RICHMOND, Va. (AP) — Virginia will receive three decontamination systems that can collectively sterilize up to 240,000 units of personal protective equipment each day during the coronavirus outbreak, Gov. Ralph Northam announced Saturday.
Northam said in a news release that the decontamination systems will become operational in Blacksburg, Newport News and Chesterfield County within the next week.
The units were approved for Virginia by the Federal Emergency Management Agency.
Northam said the technology will help address the national shortage of critical personal protective equipment to help protect healthcare workers and first responders working on the front lines of the pandemic. The system uses a concentrated hydrogen peroxide vapor to decontaminate N95 masks.
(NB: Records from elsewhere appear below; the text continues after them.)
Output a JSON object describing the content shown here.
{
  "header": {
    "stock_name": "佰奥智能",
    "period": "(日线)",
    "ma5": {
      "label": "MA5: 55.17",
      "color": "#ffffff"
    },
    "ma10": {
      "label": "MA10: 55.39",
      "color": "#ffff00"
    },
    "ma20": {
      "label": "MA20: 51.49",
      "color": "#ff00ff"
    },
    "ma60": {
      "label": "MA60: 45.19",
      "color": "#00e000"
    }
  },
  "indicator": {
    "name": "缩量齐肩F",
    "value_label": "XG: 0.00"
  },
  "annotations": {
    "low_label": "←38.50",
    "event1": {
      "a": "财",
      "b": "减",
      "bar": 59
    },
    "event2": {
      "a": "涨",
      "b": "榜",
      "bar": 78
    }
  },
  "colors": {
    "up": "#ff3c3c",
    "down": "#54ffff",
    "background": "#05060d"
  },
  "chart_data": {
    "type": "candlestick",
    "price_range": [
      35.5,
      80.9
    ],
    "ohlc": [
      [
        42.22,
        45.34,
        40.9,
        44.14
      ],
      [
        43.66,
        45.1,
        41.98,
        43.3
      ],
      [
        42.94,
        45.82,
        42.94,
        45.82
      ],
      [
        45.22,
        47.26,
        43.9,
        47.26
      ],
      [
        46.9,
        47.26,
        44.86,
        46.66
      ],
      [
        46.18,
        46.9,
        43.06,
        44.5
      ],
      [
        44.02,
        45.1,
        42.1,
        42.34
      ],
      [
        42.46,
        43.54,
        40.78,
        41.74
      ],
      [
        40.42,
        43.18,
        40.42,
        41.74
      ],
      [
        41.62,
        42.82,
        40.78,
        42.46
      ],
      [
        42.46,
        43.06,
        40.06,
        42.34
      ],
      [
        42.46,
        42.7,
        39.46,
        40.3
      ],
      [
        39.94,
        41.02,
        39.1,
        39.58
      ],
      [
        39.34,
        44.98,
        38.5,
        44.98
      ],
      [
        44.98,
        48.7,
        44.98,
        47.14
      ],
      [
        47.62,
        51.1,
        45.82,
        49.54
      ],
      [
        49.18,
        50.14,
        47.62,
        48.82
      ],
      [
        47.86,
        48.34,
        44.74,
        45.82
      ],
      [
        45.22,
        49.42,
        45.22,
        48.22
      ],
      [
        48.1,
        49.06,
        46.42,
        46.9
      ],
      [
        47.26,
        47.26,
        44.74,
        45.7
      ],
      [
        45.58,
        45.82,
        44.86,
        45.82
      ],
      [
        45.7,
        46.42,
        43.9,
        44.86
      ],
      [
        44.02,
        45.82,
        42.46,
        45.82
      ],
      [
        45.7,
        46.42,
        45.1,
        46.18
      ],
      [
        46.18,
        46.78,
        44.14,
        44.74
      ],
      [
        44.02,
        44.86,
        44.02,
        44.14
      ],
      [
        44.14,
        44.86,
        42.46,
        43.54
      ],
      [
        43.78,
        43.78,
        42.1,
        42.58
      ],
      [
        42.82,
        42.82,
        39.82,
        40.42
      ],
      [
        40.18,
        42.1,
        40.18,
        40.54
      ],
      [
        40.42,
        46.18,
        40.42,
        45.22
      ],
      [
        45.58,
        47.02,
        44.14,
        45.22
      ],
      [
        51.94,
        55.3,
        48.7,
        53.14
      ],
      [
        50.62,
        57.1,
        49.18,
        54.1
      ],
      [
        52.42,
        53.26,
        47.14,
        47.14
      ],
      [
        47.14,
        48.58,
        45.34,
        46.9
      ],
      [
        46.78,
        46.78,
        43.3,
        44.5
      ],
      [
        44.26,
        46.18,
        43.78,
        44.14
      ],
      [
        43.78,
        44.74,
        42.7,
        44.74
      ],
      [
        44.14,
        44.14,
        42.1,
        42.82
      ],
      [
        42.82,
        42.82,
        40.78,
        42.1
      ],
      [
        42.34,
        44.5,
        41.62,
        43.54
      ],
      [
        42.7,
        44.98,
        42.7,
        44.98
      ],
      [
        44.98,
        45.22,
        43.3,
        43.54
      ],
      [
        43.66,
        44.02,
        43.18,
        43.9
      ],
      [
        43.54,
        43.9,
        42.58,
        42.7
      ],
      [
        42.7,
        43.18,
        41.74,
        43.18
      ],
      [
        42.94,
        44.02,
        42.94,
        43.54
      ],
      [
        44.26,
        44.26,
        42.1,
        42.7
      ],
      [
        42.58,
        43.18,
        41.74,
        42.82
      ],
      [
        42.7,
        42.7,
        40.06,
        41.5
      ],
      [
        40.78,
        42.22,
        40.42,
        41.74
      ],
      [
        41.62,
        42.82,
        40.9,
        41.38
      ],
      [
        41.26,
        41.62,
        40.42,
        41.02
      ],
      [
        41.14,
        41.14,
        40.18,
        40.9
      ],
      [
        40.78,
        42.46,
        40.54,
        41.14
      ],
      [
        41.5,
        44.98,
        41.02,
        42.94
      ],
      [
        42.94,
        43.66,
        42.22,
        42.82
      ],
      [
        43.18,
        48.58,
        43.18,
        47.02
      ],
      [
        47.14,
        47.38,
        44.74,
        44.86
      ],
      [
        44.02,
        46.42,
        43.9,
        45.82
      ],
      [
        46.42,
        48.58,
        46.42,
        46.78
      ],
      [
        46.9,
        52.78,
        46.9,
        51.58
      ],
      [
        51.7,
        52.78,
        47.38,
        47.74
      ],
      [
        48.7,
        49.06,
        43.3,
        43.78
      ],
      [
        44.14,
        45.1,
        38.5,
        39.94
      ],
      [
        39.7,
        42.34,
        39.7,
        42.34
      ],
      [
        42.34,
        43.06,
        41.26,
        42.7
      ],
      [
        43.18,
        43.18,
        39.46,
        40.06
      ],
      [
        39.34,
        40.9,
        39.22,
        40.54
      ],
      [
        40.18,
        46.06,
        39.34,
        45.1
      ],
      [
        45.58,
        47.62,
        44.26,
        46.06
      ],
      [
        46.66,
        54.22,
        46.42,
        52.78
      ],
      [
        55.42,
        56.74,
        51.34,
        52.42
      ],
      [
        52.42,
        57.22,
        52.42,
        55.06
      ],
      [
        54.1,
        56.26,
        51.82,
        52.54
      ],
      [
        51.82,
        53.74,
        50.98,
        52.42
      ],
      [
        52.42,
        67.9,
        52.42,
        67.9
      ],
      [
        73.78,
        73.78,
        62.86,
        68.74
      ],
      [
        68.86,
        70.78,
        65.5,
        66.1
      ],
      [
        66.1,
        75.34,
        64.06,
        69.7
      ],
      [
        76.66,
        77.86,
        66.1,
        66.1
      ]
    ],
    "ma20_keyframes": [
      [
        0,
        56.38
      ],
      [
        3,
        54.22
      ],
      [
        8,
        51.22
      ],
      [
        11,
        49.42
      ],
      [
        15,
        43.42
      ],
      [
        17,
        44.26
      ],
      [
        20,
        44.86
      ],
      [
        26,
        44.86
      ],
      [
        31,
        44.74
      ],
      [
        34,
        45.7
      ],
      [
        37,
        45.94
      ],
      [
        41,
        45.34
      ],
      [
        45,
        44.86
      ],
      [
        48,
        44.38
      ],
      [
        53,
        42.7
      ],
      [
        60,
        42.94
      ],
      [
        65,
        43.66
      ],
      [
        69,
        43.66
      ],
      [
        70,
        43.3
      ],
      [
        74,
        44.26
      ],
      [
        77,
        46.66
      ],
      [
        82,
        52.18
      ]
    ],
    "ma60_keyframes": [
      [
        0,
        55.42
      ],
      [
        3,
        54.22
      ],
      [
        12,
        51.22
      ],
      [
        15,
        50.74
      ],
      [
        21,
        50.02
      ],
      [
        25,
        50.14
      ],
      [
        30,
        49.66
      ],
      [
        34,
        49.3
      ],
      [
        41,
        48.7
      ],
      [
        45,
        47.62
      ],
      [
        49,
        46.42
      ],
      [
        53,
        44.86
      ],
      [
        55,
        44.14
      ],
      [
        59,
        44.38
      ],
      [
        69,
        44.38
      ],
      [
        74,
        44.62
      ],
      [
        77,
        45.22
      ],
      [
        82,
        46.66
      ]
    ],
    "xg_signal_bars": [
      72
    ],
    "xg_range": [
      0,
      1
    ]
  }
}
“An ongoing, stable supply of PPE is key to moving Virginia forward from the COVID-19 pandemic,” Northam said.
The three Battelle Critical Care Decontamination System units are being installed at the Marching Virginians Center on the Virginia Tech campus, a warehouse site in the Hampton Roads Sanitation District, and the Vietnam Veterans Pavilion at the Chesterfield County Fairgrounds.
The system in Blacksburg will support Virginia and West Virginia and will be jointly operated by the Virginia Department of Emergency Management and the West Virginia Department of Homeland Security and Emergency Management.
The systems are federally funded through FEMA and the Defense Logistics Agency.